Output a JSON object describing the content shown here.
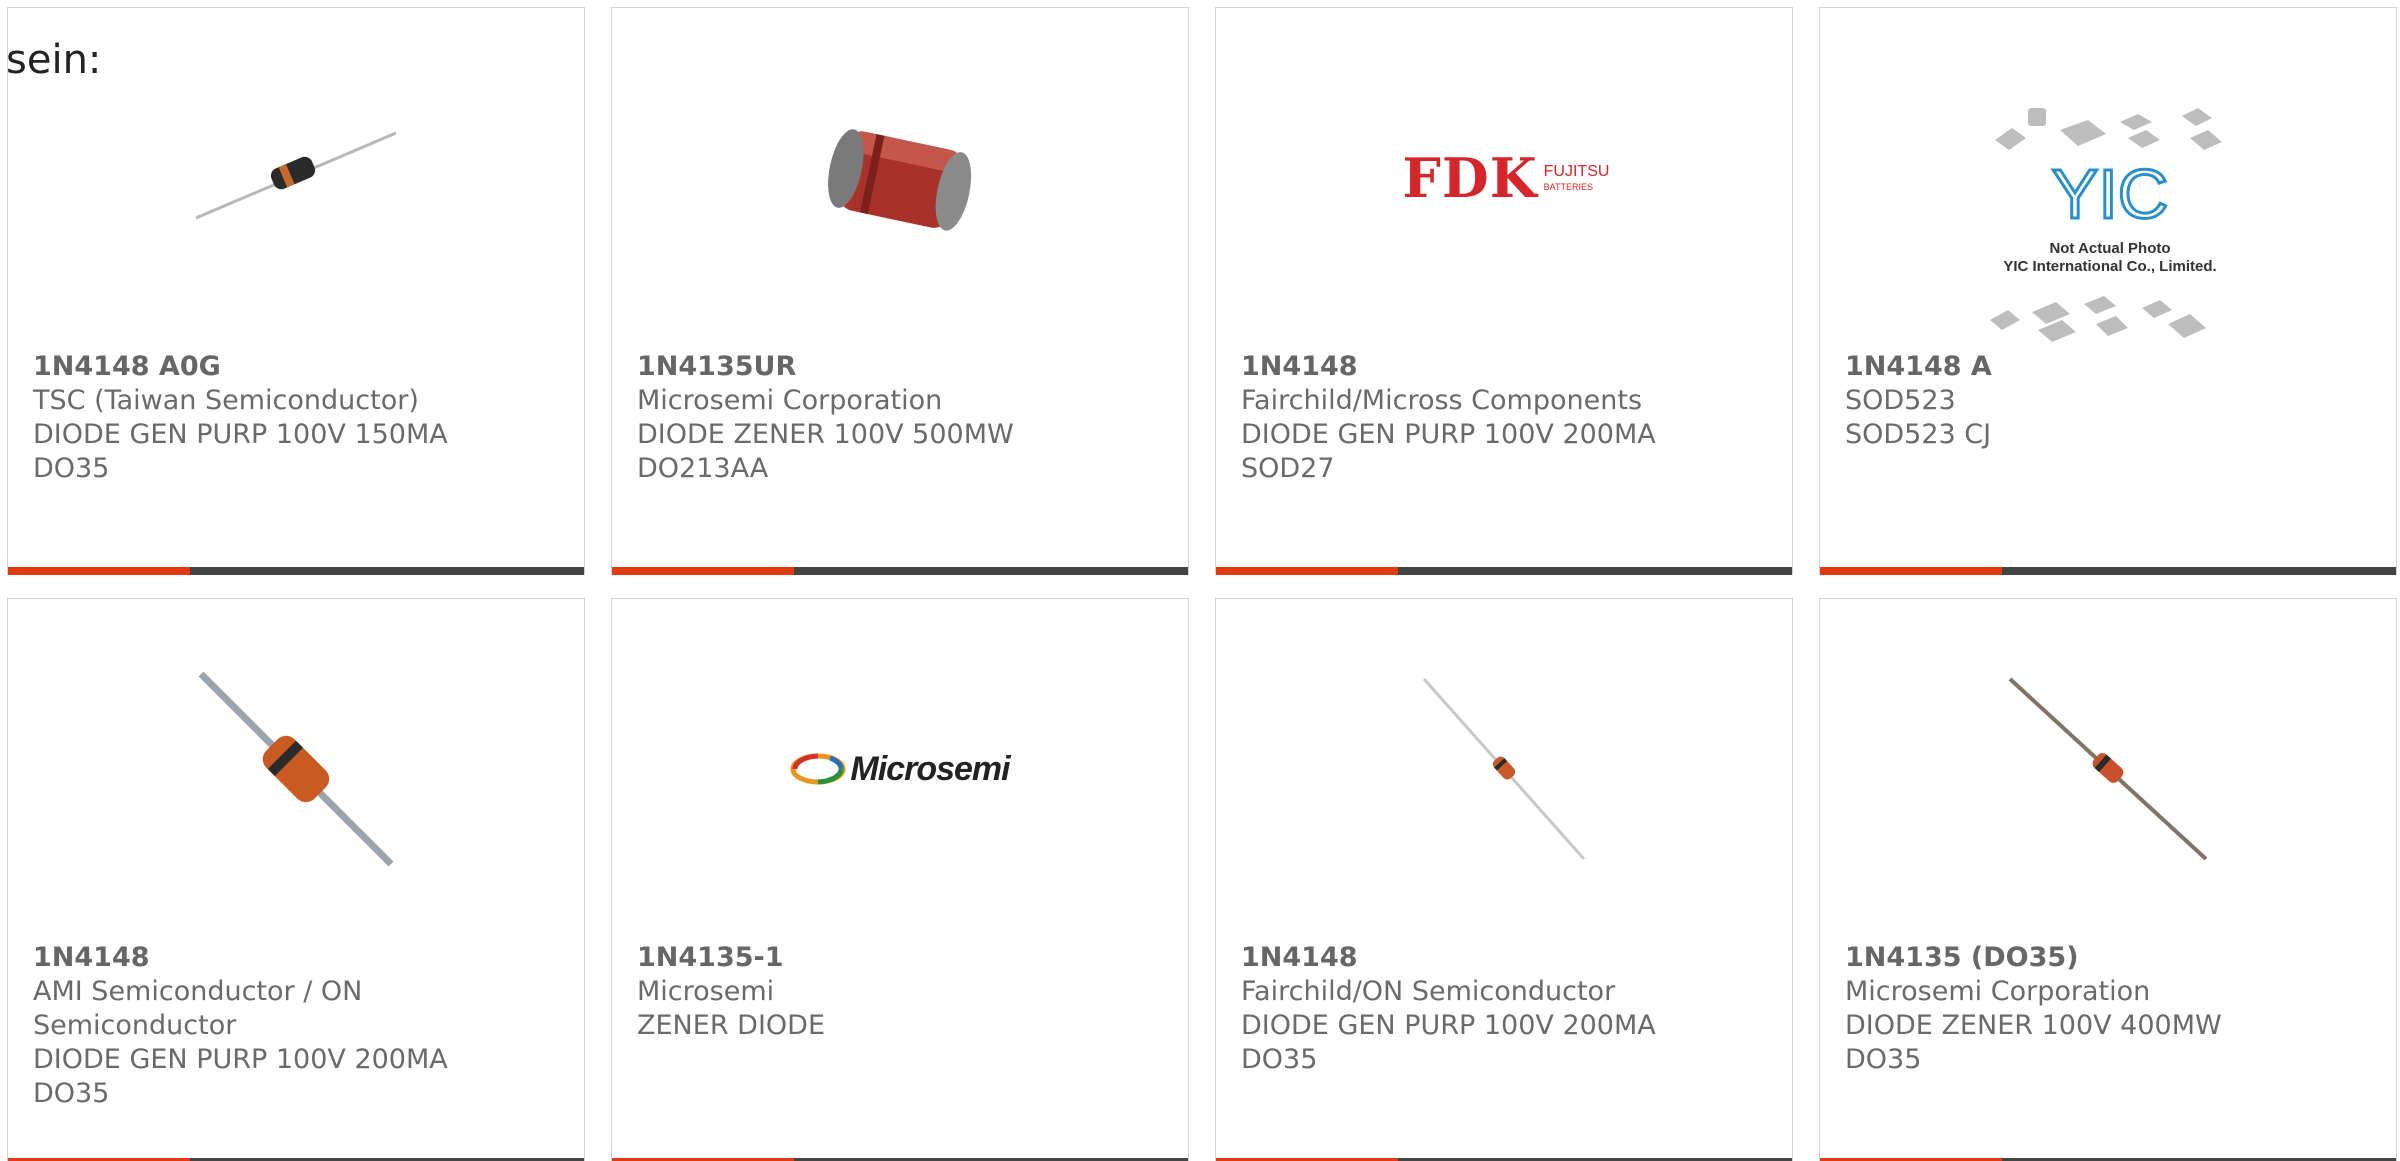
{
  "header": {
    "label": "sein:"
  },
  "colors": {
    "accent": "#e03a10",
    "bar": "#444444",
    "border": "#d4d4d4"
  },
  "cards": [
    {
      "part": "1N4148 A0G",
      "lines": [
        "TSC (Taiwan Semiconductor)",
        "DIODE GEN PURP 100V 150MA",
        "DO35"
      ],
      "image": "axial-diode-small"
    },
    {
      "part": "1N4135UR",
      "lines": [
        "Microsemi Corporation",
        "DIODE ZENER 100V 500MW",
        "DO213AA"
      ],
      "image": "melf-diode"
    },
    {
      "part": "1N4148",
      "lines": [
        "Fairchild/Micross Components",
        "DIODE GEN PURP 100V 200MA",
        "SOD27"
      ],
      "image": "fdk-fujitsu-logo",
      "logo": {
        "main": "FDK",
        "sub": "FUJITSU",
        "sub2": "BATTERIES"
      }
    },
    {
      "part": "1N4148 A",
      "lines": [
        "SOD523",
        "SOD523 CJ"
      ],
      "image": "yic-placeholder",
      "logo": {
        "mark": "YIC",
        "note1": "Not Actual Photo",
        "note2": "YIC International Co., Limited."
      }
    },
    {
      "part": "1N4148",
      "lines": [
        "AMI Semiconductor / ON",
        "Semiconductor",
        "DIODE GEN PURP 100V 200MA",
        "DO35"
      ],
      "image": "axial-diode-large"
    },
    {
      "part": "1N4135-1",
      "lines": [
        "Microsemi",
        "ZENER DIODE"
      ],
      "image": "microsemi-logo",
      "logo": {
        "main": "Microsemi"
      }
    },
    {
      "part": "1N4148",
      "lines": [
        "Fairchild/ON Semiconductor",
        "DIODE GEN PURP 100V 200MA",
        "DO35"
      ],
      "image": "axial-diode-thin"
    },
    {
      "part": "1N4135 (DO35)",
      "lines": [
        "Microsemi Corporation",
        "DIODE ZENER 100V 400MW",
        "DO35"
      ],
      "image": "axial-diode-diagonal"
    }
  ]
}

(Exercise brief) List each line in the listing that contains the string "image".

(Solution)
      "image": "axial-diode-small"
      "image": "melf-diode"
      "image": "fdk-fujitsu-logo",
      "image": "yic-placeholder",
      "image": "axial-diode-large"
      "image": "microsemi-logo",
      "image": "axial-diode-thin"
      "image": "axial-diode-diagonal"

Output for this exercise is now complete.